• _Source data_:
──────
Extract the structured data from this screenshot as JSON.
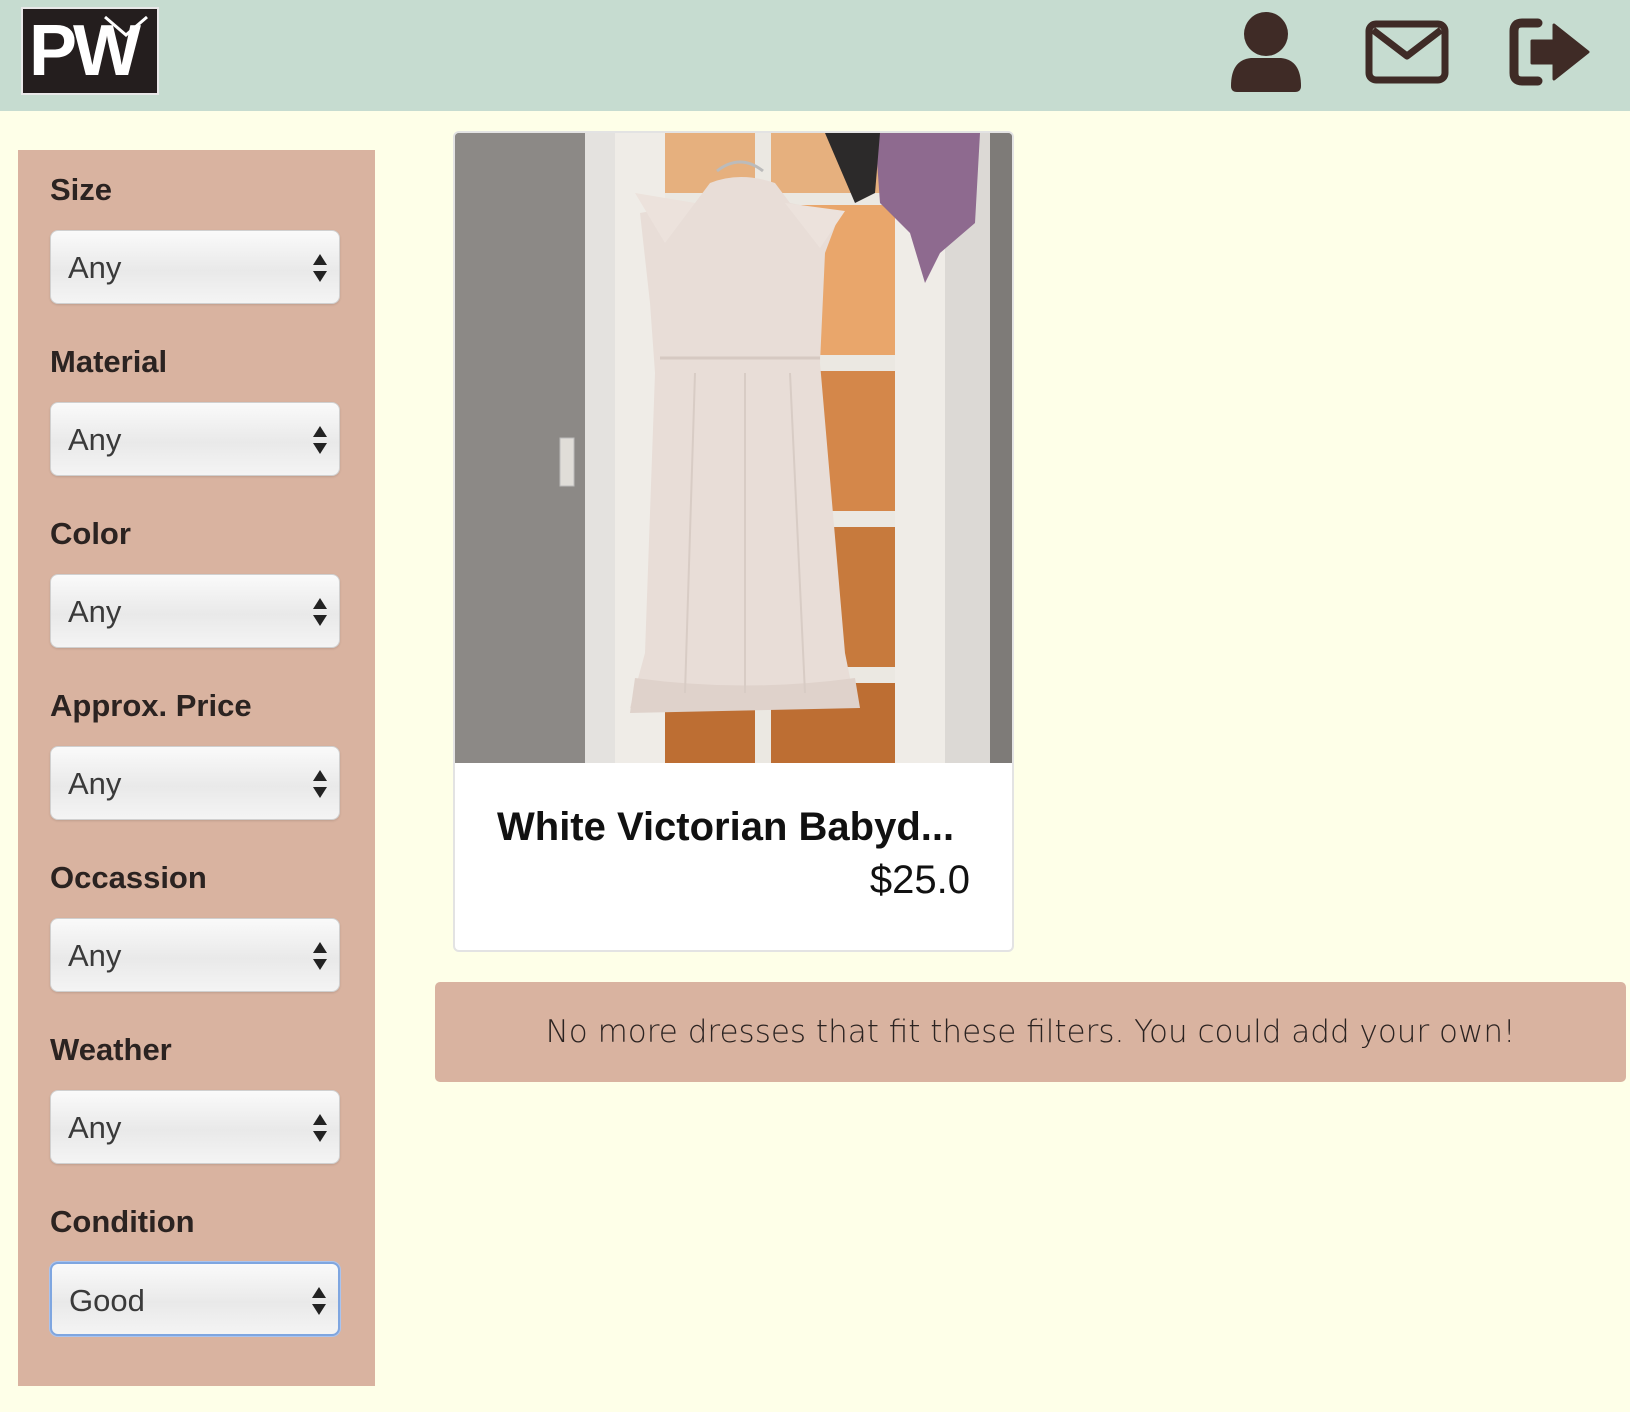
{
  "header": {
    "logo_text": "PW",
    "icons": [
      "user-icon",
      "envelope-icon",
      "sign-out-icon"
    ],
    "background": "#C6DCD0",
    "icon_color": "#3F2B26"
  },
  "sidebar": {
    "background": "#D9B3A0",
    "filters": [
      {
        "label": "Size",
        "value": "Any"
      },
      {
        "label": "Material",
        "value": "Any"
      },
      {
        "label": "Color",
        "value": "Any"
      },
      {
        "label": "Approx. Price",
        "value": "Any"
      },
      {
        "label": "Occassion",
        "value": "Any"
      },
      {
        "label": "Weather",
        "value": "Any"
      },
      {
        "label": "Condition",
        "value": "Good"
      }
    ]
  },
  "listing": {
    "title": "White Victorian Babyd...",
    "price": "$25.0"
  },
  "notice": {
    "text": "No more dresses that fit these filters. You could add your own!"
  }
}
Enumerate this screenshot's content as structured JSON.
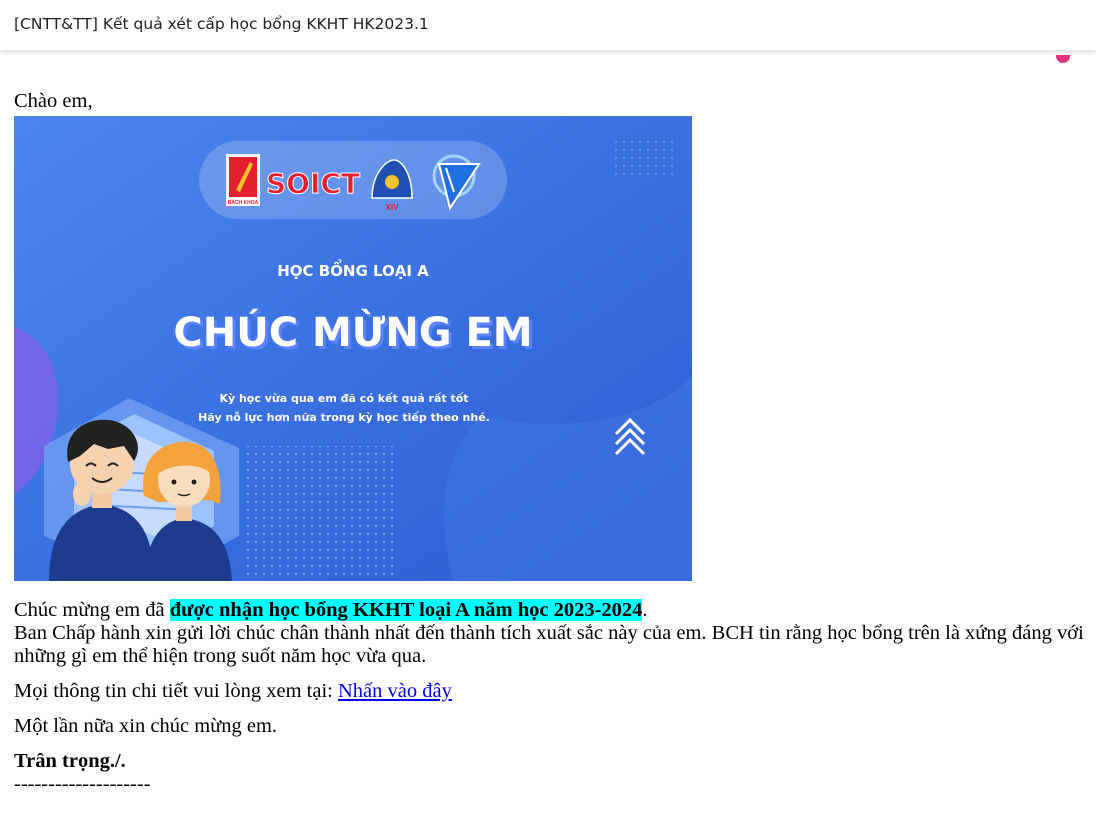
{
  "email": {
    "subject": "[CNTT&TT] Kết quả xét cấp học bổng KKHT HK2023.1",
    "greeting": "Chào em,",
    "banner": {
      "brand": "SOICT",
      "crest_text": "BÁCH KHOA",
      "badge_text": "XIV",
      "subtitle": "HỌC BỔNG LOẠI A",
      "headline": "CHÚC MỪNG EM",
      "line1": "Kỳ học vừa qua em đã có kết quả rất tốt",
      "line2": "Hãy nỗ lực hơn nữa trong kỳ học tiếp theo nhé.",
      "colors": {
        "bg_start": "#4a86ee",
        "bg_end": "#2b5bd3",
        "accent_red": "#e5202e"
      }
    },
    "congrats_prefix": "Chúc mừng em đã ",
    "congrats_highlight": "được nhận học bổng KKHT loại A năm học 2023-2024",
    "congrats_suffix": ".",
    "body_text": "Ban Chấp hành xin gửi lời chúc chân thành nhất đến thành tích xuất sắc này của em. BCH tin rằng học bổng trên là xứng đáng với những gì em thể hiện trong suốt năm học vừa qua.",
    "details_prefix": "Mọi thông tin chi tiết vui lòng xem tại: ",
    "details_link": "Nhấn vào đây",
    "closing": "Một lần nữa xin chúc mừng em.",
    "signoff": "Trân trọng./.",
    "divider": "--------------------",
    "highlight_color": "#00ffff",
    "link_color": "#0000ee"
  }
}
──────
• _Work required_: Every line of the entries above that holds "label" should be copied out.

• _Your solution_:
        "label": "Size",
        "label": "Material",
        "label": "Color",
        "label": "Approx. Price",
        "label": "Occassion",
        "label": "Weather",
        "label": "Condition",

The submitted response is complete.